My manager said, "I think we should examine the budget carefully at
this meeting." My manager proposed that we examine the budget
carefully at the meeting.
"Why don't you sleep overnight at my house?" she said.

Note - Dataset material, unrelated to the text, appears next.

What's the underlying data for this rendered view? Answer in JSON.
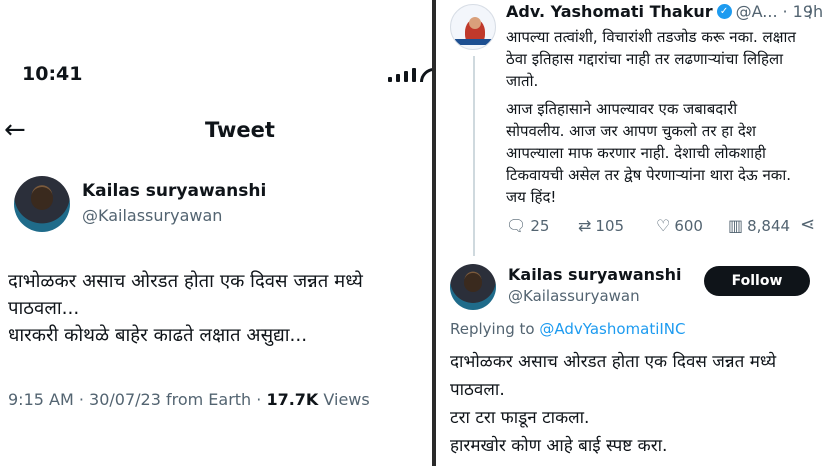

She
suggested that I sleep overnight at her house.
HOPES, INTENTIONS & PROMISES
When we report an intention, hope or promise, we use an
appropriate reporting verb followed by a that-clause or a to-infinitive:
"I'll pay you the money tomorrow."
He promised to pay me the money the next day.
He promised that he would pay me the money the next day.
Other verbs used in this pattern include: hope, propose,
threaten, guarantee, swear.
"I'll be back by lunchtime."
He promised to be back by lunchtime.
He promised that he would be back by lunchtime.
"We should arrive in London before nightfall."
They hoped to arrive in London before nightfall.
They hoped they would arrive in London before nightfall.
"Give me the keys to the safe or I'll shoot you!"
He threatened to shoot me if I didn't give him the keys to the safe.
Summary of reporting verbs
1.Verbs followed by 'if' or 'whether' + clause:
Ask know remember say see
2.Verbs followed by a that-clause:
Add admit agree
announce answer argue boast claim comment complain confirm
consider deny doubt estimate explain fear feel
insist mention observe persuade propose remark remember repeat
reply report reveal say state suggest suppose tell think understand
3.Verbs followed by either a that-clause or a to-infinitive:
Decide expect guarantee hope promise swear threaten
4. Verbs followed by a that-clause containing should
(but note that it may be omitted, leaving a subject + zero-infinitive):
Advise beg demand insist prefer propose recommend
5. Verbs followed by a clause starting with a question word:
Decide describe discover discuss explain forget guess imagine
know learn realise remember reveal say see
suggest teach tell think understand wonder
6.Verbs followed by object + to-infinitive
Advise ask beg command forbid instruct invite teach